YOUR ASSIGNMENT
Tally the lines in the entries where the string "libraries" appears, and write only the total.

[Items from a dataset]
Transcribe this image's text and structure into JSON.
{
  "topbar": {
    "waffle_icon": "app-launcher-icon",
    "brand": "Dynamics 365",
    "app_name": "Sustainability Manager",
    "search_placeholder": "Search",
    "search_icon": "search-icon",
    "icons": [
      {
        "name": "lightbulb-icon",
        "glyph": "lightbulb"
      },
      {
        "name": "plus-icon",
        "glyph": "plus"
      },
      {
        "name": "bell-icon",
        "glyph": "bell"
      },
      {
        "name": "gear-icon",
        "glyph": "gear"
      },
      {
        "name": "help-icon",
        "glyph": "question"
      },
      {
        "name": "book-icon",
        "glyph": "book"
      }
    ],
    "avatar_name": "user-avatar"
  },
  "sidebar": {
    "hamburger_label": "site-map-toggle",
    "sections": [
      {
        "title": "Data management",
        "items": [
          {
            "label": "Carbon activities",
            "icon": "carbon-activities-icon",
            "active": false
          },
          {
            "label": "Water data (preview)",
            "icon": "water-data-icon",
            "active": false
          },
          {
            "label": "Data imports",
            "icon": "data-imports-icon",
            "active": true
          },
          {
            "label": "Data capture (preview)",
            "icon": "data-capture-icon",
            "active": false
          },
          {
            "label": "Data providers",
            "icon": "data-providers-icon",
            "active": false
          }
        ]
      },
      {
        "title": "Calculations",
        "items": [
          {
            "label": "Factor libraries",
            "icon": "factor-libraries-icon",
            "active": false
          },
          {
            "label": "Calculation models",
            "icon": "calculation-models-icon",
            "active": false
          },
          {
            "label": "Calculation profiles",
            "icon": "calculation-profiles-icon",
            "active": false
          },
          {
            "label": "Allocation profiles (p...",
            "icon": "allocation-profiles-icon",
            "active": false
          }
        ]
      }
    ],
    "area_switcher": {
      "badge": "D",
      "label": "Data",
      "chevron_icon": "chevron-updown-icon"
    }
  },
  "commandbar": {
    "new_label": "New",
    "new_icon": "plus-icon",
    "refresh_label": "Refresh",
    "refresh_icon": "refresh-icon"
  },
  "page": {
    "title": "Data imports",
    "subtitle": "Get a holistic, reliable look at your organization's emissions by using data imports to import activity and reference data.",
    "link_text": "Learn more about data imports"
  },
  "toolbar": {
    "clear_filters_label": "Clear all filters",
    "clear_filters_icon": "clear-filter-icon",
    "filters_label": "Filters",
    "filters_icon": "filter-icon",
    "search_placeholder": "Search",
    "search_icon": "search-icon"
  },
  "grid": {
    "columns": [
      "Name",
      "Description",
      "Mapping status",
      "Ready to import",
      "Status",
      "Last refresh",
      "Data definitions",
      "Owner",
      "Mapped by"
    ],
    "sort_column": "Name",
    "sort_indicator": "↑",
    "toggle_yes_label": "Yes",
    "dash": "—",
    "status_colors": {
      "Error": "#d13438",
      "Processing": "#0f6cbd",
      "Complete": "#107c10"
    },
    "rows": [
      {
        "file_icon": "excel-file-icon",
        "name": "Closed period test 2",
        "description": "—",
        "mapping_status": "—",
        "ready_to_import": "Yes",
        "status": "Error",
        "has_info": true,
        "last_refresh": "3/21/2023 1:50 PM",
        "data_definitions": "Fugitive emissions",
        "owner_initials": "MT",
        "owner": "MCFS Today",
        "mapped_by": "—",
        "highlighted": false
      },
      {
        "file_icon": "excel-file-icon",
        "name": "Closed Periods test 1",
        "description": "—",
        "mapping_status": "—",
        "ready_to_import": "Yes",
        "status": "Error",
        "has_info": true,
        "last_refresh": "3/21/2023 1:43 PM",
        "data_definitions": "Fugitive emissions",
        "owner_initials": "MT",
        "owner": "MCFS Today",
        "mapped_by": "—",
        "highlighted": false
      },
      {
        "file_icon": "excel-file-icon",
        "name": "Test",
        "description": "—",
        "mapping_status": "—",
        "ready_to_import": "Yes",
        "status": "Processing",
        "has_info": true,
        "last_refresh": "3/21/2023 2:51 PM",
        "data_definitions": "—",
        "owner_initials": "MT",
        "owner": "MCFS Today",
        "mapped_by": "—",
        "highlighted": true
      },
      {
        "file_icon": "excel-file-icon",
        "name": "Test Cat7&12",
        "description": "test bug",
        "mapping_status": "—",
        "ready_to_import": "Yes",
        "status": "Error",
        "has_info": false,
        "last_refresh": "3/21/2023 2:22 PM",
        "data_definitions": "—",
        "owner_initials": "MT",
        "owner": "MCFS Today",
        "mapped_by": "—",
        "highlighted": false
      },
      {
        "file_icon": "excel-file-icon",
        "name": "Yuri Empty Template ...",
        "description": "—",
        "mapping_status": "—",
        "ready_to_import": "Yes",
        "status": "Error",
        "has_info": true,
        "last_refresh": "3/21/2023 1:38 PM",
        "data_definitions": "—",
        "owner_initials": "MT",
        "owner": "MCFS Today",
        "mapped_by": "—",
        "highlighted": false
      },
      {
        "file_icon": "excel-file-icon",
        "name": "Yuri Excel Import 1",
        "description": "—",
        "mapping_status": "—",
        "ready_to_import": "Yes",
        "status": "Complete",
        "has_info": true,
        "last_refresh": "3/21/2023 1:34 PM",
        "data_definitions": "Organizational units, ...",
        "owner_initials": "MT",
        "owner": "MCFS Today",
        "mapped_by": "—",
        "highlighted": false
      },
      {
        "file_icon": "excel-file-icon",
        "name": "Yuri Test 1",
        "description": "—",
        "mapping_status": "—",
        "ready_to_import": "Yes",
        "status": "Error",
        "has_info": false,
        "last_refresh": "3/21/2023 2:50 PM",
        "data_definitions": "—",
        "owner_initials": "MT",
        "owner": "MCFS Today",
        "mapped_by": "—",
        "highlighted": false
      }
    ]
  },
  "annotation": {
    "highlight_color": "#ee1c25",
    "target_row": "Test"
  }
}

ANSWER TO THE EXERCISE
2